=== Section Start ===

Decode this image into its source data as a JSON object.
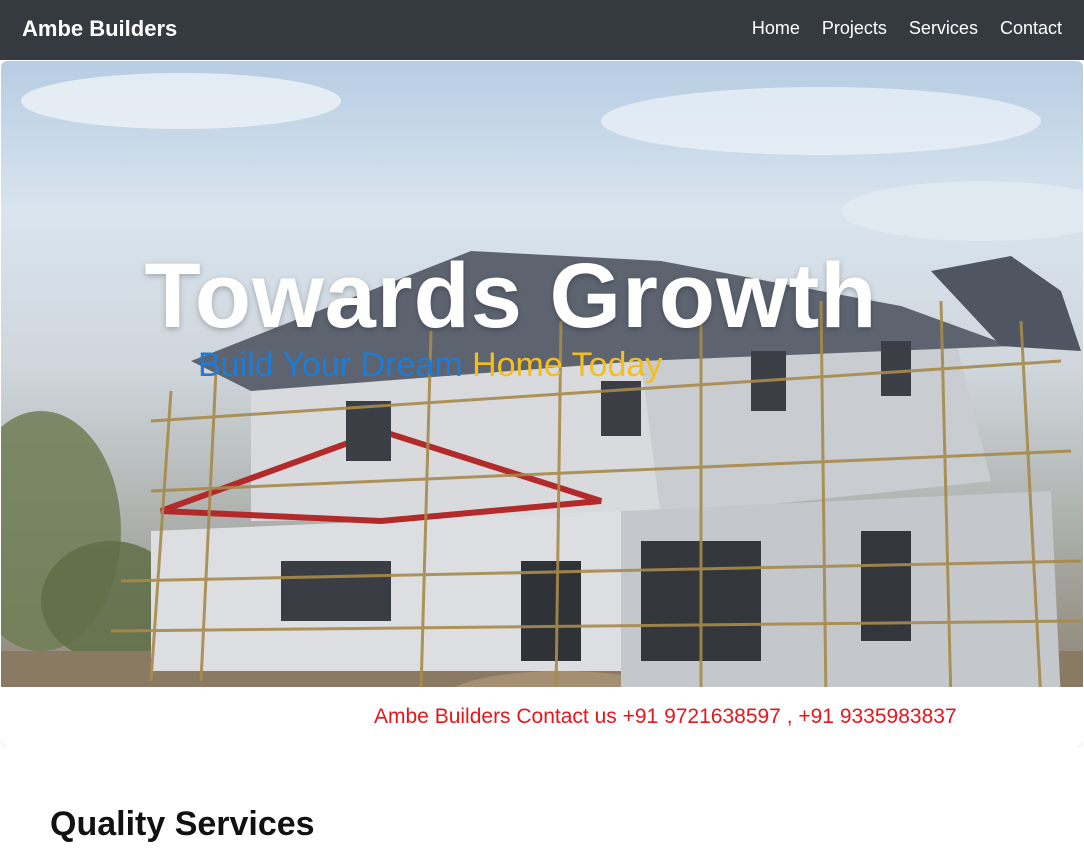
{
  "navbar": {
    "brand": "Ambe Builders",
    "links": [
      {
        "label": "Home"
      },
      {
        "label": "Projects"
      },
      {
        "label": "Services"
      },
      {
        "label": "Contact"
      }
    ]
  },
  "hero": {
    "title": "Towards Growth",
    "subtitle_blue": "Build Your Dream",
    "subtitle_gold": "Home Today",
    "image_subject": "house-under-construction-image"
  },
  "ticker": {
    "text": "Ambe Builders Contact us +91 9721638597 , +91 9335983837"
  },
  "services": {
    "title": "Quality Services"
  },
  "colors": {
    "navbar_bg": "#343a40",
    "subtitle_blue": "#1e7bd6",
    "subtitle_gold": "#f4bf1e",
    "ticker_red": "#e8151b"
  }
}
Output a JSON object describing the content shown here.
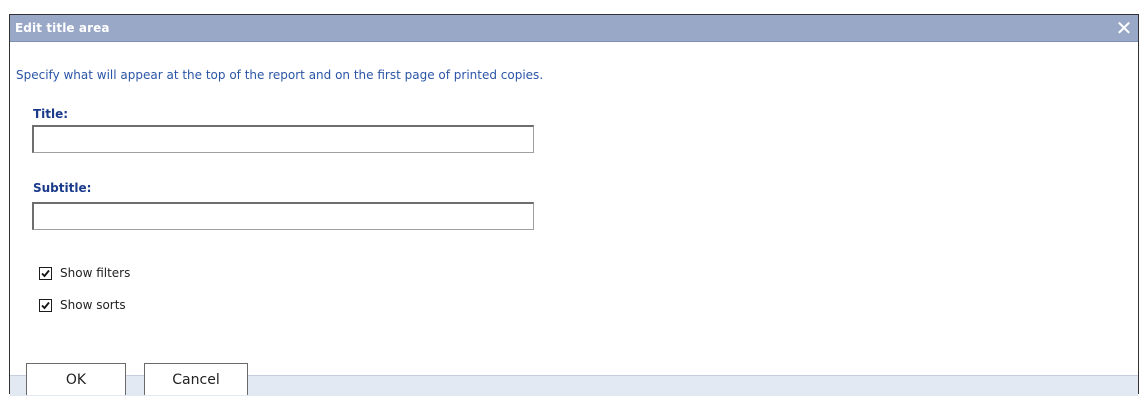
{
  "dialog": {
    "title": "Edit title area",
    "close_icon": "close-icon",
    "description": "Specify what will appear at the top of the report and on the first page of printed copies."
  },
  "fields": {
    "title_label": "Title:",
    "title_value": "",
    "subtitle_label": "Subtitle:",
    "subtitle_value": ""
  },
  "options": [
    {
      "label": "Show filters",
      "checked": true
    },
    {
      "label": "Show sorts",
      "checked": true
    }
  ],
  "buttons": {
    "ok_label": "OK",
    "cancel_label": "Cancel"
  },
  "colors": {
    "titlebar": "#9aa8c8",
    "description_text": "#2b55a6",
    "label_text": "#1a3a8a",
    "footer": "#e3e9f3"
  }
}
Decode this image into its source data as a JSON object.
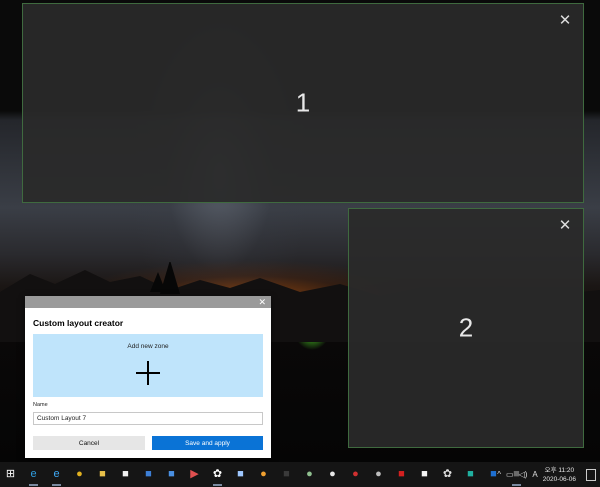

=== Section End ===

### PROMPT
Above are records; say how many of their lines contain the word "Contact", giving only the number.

### REPLY TO THE EXERCISE
2